But how easy, I asked, was it to take the Smith & Wollensky brand out of New York? "Initially, it was difficult because I could get round my seven restaurants in Manhattan in a couple of hours. Now it took much longer and I had to learn to trust our general managers and chefs in these cities much more. And also these cities are very different. Success, in my experience, has little to do with the inherent disposable income available but rather that some cities are more cosmopolitan than others. Houston does much better than Dallas, for example, and in Miami Beach, Las Vegas, Chicago and Boston where we have the bigger 400 seater restaurants we do very well. But it is definitely far more difficult to spread your brand in Philadelphia than in Chicago, for example."


But no restaurateur, however experienced, can buck a trend and this is why Stillman was so keen to meet me at Quality Meats. "This used to be the Manhattan Ocean Club which we have run for 20 years and every year it used to turn in sales of over $10 million a year.

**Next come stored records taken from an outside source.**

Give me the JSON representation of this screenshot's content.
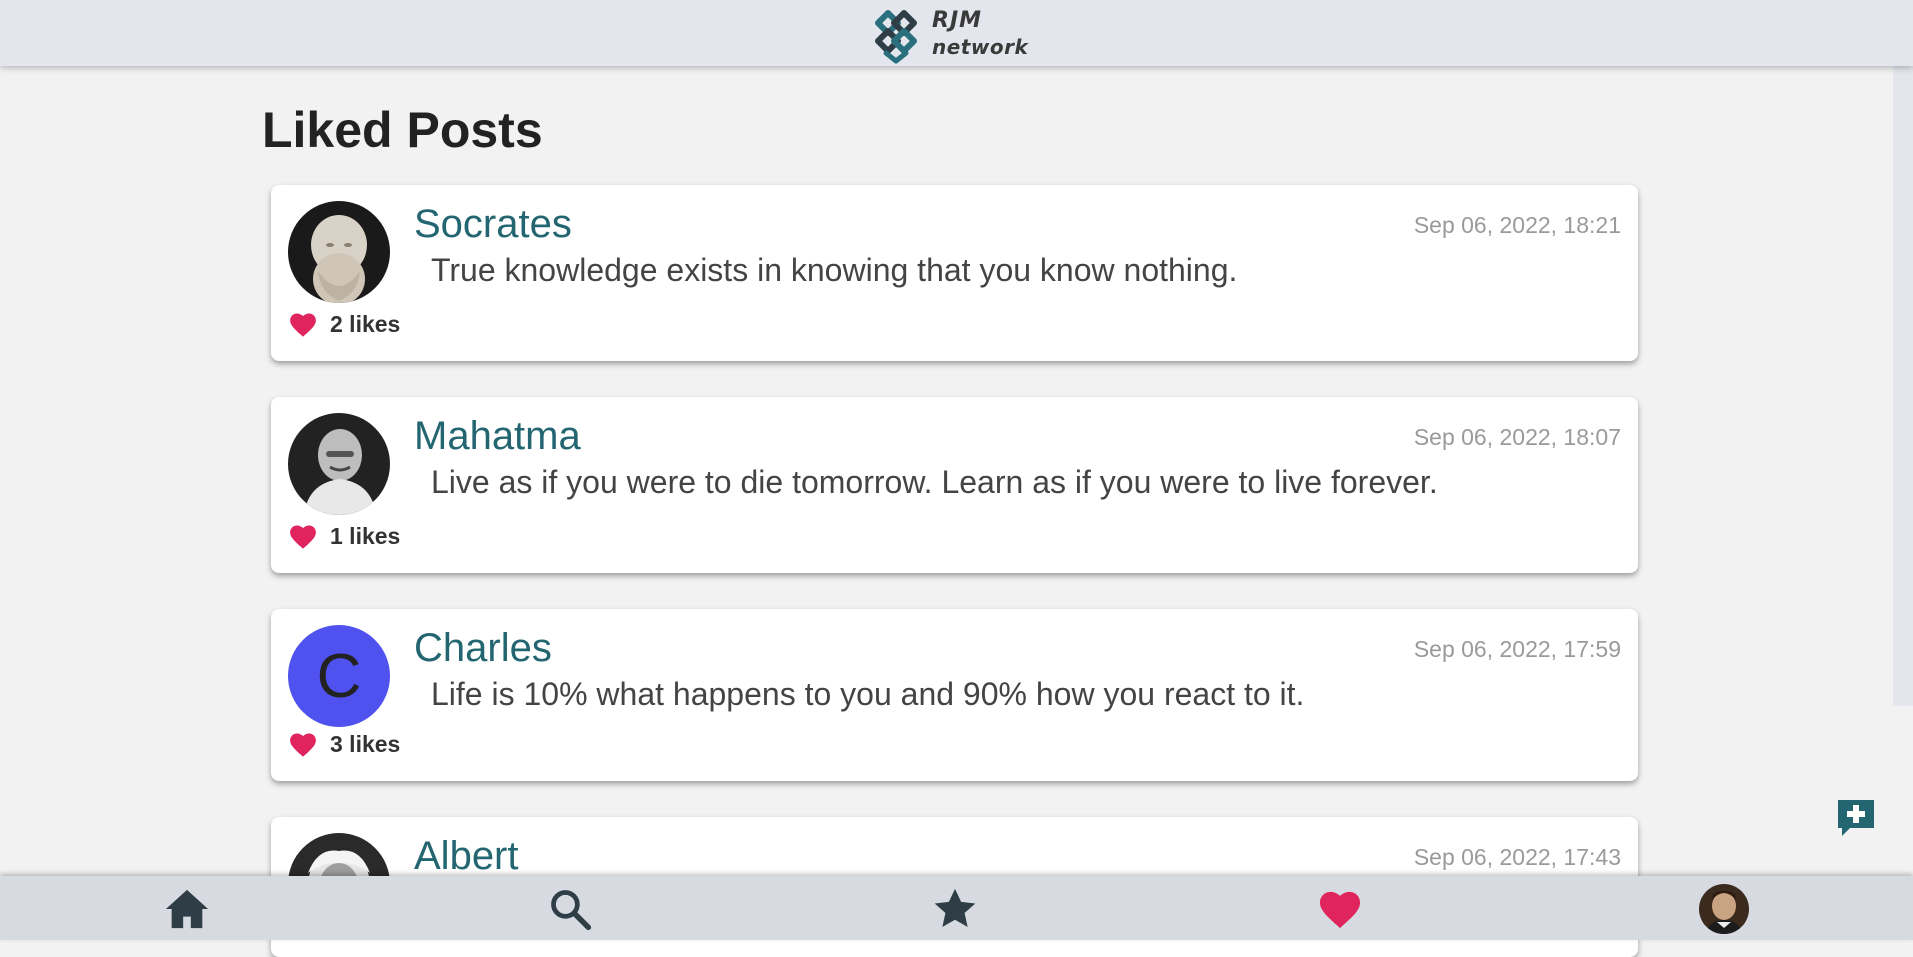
{
  "header": {
    "logo_line1": "RJM",
    "logo_line2": "network"
  },
  "page": {
    "title": "Liked Posts"
  },
  "posts": [
    {
      "author": "Socrates",
      "timestamp": "Sep 06, 2022, 18:21",
      "text": "True knowledge exists in knowing that you know nothing.",
      "likes": "2 likes",
      "avatar": "portrait-photo"
    },
    {
      "author": "Mahatma",
      "timestamp": "Sep 06, 2022, 18:07",
      "text": "Live as if you were to die tomorrow. Learn as if you were to live forever.",
      "likes": "1 likes",
      "avatar": "portrait-photo"
    },
    {
      "author": "Charles",
      "timestamp": "Sep 06, 2022, 17:59",
      "text": "Life is 10% what happens to you and 90% how you react to it.",
      "likes": "3 likes",
      "avatar_letter": "C",
      "avatar_color": "#4f52ee"
    },
    {
      "author": "Albert",
      "timestamp": "Sep 06, 2022, 17:43",
      "avatar": "portrait-photo"
    }
  ],
  "nav": {
    "items": [
      {
        "name": "home",
        "icon": "home-icon",
        "active": false
      },
      {
        "name": "search",
        "icon": "search-icon",
        "active": false
      },
      {
        "name": "starred",
        "icon": "star-icon",
        "active": false
      },
      {
        "name": "liked",
        "icon": "heart-icon",
        "active": true
      },
      {
        "name": "profile",
        "icon": "avatar",
        "active": false
      }
    ]
  },
  "colors": {
    "accent": "#236570",
    "heart": "#e0245e",
    "header_bg": "#e3e6ec",
    "nav_bg": "#d7dbe1",
    "icon_dark": "#2f3e46"
  }
}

Then 9/11 came along and sales fell by 25% and didn't improve no matter how much we fiddled with the format. I had to do something more drastic," Stillman explained.


Responsibility for the redesign was handed to Stillman's 26 year old son, Michael, who had come to realise that restaurants could be an outlet for the History of Art major he had taken at Brown University. And with what appears to be the same innocence as his father began TGI's Stillman Jr decided to look to downtown Manhattan for inspiration. Out went the more genteel décor normally associated with Upper West Side restaurants and in came white tiles, exposed brickwork and beams and an altogether more industrial look. There is a charcuterie bar close to the entrance and one private dining room, a key to any restaurant's popularity in Stillman's opinion, is hung with butchers cleavers, firmly fixed to the wall I was relieved to see.


Aside from the norm, Quality Meats' menu also includes a first course of roast bone marrow which prompted me to ask Stillman two questions about New York steakhouses: when will they begin to serve offal and why has one never opened in London? His response to the offal question was quite negative, that currently New Yorkers' tastes are still too conservative but to the second far more optimistic. "I would love to come to London and we nearly did a deal with The Savoy several years ago but now even though we couldn't sell US beef I would love to have a go." .


In the interim Stillman faces a new challenge closer to home: there are now two Stillmans in the business. And while his father got up from the table to straighten a picture on the wall he thought looked crooked I took the opportunity to ask Michael how they were getting on. "Well," he replied, "all we do is argue, so it can't be all bad."


Quality Meats, 57 W 58th Street, 212-371 7777,

Smith & Wollensky, 797 Third Avenue, 212-753-1530, www.smithand


Other notable New York steakhouses:

Peter Luger Steak House, 178 Broadway, Brooklyn, 718-387-7400

Willie's Steak House, 1832 Westchester Avenue, Bronx, 718-822 9697.

Wolfgang' s Steakhouse, 4 Park Avenue, 212-889 3369